Where does the string "Creek" occur in the entries below? Copy every line where it does.

===== EXTRACTED RECORDS =====

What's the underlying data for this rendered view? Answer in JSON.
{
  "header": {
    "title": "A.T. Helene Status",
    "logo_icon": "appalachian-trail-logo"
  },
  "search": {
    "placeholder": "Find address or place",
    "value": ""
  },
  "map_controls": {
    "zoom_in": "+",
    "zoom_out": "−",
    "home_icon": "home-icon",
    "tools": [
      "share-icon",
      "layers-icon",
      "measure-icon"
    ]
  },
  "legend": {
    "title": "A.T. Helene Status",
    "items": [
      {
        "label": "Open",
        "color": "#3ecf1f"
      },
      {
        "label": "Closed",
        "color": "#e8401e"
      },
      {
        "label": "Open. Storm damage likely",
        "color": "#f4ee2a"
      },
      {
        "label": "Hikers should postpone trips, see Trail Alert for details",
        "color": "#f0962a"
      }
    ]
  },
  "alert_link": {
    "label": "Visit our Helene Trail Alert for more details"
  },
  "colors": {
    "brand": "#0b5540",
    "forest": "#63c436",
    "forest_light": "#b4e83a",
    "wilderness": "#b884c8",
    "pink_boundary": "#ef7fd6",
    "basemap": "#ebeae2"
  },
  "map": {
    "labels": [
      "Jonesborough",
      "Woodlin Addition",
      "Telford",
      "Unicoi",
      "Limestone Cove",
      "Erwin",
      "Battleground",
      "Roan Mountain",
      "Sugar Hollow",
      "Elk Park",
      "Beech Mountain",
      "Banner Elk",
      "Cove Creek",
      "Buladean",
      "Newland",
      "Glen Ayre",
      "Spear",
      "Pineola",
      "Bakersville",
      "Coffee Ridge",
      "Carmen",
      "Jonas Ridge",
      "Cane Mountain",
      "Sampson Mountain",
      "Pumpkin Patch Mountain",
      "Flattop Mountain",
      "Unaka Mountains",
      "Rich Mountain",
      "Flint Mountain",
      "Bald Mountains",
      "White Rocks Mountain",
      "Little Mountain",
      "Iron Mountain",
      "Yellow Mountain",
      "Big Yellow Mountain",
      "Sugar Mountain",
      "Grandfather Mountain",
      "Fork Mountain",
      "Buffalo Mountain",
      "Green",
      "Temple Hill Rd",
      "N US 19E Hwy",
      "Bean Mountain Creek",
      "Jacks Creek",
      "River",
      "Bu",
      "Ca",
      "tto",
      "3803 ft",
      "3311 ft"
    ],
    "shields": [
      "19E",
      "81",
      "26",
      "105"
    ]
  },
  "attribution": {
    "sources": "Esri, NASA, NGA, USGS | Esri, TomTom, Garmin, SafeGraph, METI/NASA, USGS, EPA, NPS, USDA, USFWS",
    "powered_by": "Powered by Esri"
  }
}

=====

EXERCISE RESULT:
      "Cove Creek",
      "Bean Mountain Creek",
      "Jacks Creek",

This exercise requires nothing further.